Many Americans are expected to owe less as a result of the 2017 tax law, but the decrease in refunds will create some disappointment and even anger among many. This begs the question, “What about all those tax cuts? Did they benefit me at all?”
Good question. The answer isn’t exactly simple but can be explained. If you’re basing your benefit received on the amount of your refund, you may be using the wrong metric. A large part of connecting the dots is in understanding the changing of the IRS guidelines used by employers for determining withholdings.
The new formulas put in place for 2018 were more generous, but were a broad instrument that didn’t factor in other changes that took place as a result of the Tax Cuts and Jobs Act. Some of these changes included the SALT cap, the repeal of personal exemptions, and the loss of miscellaneous itemized deductions. In essence, you are chasing a moving target because every taxpayer has a situation that differs from someone else, even with similar income.
Many taxpayers saw the benefit of the tax cut last year by receiving more money in their pockets each pay period based on the above formula changes—as opposed to a refund in April. However, this may have caused anyone who didn’t adjust their withholding rates to not pay in enough throughout the year based on their overall tax picture—i.e., what’s happening outside of your W-2. If you didn’t do this, you aren’t alone. Home Depot Inc. reported that only 1% of its employees changed their withholdings. It’s confusing, and many variables are at play—the tax bracket shifts, exemption changes, and many changes to credits and deductions to name a few.

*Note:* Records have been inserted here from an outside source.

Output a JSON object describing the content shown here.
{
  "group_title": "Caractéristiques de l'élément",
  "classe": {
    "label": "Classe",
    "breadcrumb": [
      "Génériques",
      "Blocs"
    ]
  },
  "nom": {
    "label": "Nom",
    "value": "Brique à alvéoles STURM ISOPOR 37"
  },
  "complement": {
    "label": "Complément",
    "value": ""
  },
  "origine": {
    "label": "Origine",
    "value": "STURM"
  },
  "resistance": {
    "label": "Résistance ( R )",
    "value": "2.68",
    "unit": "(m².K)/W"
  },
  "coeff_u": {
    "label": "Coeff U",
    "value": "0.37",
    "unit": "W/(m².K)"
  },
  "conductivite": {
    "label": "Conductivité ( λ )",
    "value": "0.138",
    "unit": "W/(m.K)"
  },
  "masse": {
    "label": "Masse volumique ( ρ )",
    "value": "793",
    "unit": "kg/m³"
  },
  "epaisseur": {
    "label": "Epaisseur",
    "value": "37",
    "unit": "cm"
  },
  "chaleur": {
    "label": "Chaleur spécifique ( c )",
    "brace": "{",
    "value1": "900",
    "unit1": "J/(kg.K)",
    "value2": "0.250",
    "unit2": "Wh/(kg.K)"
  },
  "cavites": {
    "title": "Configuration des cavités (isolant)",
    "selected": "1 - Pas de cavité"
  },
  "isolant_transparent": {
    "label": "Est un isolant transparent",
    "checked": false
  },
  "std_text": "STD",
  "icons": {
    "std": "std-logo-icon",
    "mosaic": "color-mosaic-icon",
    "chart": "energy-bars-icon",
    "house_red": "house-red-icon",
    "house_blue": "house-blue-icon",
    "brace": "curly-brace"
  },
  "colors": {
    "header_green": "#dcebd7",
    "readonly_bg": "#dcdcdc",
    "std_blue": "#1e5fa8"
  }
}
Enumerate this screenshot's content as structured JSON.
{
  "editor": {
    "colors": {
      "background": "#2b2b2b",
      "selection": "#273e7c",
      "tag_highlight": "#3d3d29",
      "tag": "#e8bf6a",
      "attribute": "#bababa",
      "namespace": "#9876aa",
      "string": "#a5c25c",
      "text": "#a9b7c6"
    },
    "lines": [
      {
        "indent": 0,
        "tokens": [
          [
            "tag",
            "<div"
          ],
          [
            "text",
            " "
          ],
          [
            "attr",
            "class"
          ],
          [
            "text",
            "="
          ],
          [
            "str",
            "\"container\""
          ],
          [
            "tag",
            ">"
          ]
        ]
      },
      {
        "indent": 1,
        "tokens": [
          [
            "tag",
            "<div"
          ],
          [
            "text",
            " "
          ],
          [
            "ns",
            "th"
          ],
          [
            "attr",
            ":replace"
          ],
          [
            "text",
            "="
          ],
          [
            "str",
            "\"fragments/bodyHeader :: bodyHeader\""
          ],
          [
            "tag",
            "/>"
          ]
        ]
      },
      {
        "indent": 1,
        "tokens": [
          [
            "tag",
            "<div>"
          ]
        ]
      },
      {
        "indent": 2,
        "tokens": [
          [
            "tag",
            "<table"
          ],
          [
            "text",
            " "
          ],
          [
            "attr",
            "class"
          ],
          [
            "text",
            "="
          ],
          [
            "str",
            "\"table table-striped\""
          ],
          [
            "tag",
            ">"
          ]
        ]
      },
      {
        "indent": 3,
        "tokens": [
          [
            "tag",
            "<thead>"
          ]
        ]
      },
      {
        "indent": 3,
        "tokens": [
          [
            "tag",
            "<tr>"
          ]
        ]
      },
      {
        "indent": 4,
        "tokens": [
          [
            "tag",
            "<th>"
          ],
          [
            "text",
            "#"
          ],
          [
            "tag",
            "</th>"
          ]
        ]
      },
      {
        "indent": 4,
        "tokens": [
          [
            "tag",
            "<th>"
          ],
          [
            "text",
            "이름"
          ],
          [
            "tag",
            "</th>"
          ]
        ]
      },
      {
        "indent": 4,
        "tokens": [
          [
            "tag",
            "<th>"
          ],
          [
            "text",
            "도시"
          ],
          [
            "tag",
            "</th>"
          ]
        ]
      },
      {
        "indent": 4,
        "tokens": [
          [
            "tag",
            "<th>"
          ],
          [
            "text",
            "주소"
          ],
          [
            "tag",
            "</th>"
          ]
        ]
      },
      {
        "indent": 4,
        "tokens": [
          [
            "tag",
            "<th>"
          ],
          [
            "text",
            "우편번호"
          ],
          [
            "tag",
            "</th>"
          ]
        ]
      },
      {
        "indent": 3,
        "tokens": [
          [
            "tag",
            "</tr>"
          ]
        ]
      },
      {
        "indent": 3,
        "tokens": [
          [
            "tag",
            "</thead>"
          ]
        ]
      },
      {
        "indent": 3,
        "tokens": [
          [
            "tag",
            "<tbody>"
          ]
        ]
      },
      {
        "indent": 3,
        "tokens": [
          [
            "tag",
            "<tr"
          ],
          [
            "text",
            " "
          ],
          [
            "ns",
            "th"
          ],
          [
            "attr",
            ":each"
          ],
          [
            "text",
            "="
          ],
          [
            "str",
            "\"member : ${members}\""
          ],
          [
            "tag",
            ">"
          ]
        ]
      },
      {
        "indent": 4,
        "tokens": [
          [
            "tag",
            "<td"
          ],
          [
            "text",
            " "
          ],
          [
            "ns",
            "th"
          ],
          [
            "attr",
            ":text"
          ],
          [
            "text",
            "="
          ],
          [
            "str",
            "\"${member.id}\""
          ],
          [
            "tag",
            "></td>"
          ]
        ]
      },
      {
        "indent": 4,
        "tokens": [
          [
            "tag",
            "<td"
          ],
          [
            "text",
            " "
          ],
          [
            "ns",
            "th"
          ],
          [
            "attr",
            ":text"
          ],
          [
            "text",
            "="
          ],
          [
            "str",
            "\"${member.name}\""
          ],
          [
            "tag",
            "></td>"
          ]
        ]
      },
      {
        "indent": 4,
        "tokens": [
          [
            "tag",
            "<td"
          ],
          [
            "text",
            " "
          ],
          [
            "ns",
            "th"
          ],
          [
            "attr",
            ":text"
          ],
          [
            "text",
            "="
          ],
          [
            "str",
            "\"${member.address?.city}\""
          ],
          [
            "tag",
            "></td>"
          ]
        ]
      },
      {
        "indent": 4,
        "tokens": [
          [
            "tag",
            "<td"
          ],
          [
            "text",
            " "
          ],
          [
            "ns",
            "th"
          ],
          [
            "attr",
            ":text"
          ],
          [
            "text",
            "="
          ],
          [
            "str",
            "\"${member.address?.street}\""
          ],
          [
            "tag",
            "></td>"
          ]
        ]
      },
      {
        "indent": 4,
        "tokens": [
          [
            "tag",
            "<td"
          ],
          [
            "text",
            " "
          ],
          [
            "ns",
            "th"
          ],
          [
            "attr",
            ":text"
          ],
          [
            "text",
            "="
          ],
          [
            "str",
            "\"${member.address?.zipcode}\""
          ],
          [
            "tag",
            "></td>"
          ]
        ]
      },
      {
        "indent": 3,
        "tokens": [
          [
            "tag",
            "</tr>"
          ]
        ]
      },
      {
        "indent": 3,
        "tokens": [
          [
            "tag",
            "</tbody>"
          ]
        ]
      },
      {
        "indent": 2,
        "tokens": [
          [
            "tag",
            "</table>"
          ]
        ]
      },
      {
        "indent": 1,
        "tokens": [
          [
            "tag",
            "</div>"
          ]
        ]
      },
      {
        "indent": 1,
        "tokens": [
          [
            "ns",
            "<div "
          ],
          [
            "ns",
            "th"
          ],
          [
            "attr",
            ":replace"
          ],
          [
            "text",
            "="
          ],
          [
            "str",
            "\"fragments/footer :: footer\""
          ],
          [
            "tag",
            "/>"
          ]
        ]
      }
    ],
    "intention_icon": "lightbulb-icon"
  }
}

While only about 5% of taxpayers are expected to pay more under the new law, many Americans are still unclear on how the cuts trickled down to them. Some of the biggest benefits of the overhaul include the doubled standard deduction, increased child tax credit, the easing of the Alternative Minimum Tax, and overall rate reductions for every taxpayer. When or if you actually felt those benefits once all factors are considered is the biggest question.
Your HORNE tax advisor is here to talk through your questions and concerns to help you get a better understanding of the effects of the changes on YOUR personal situation. Don’t hesitate to reach out to us.